• **Exercise objective**: This exercise asks for a copy of each line in the records below with the word "content" in it.

[Given entries Boundary: Start]

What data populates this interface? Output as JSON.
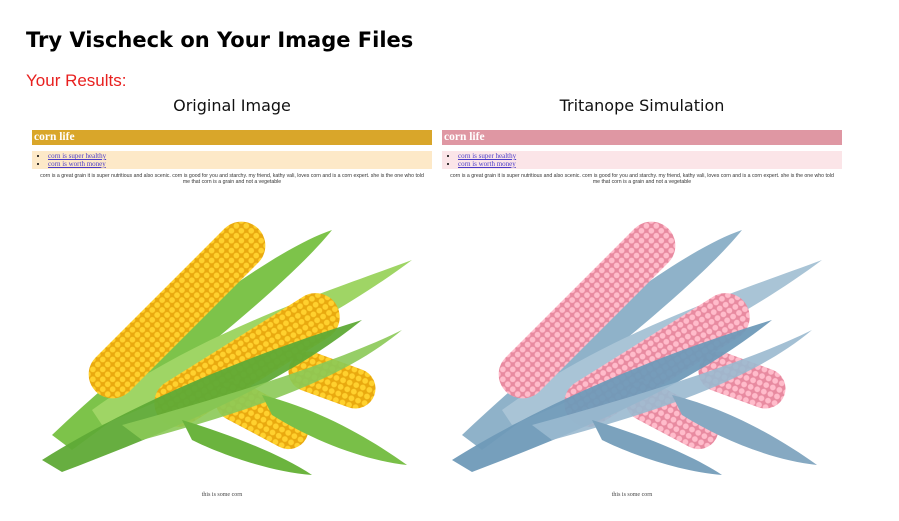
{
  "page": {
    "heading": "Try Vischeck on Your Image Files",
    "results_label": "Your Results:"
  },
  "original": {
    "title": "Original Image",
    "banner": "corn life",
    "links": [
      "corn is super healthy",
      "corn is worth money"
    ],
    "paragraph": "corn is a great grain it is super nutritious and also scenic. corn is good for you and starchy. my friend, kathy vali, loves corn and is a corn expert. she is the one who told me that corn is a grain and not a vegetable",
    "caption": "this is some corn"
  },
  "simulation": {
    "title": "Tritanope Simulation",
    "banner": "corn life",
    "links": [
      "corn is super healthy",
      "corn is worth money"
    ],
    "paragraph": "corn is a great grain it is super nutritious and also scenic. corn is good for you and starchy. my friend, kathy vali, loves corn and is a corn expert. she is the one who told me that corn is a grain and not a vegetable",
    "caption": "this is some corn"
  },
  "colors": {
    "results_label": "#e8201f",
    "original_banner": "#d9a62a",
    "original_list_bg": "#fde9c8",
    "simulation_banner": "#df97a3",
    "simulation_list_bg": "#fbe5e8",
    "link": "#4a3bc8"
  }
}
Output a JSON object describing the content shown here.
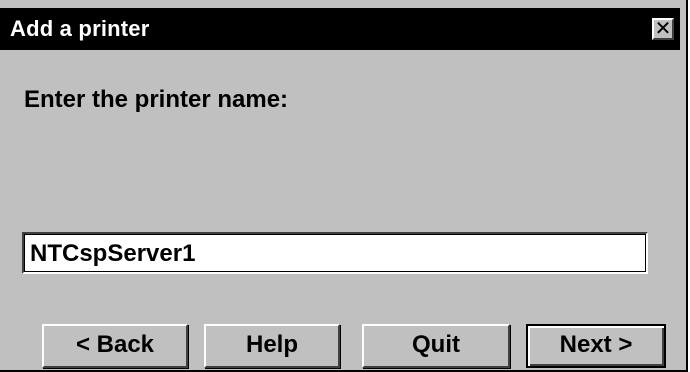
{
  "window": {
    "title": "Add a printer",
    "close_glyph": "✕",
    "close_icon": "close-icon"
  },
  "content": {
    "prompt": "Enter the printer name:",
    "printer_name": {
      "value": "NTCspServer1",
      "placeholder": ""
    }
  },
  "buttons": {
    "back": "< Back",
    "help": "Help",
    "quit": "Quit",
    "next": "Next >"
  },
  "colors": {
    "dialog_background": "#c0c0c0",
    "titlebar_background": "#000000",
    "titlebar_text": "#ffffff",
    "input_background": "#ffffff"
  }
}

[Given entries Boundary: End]

• **The completed task**:
Output a JSON object describing the content shown here.
  "content": {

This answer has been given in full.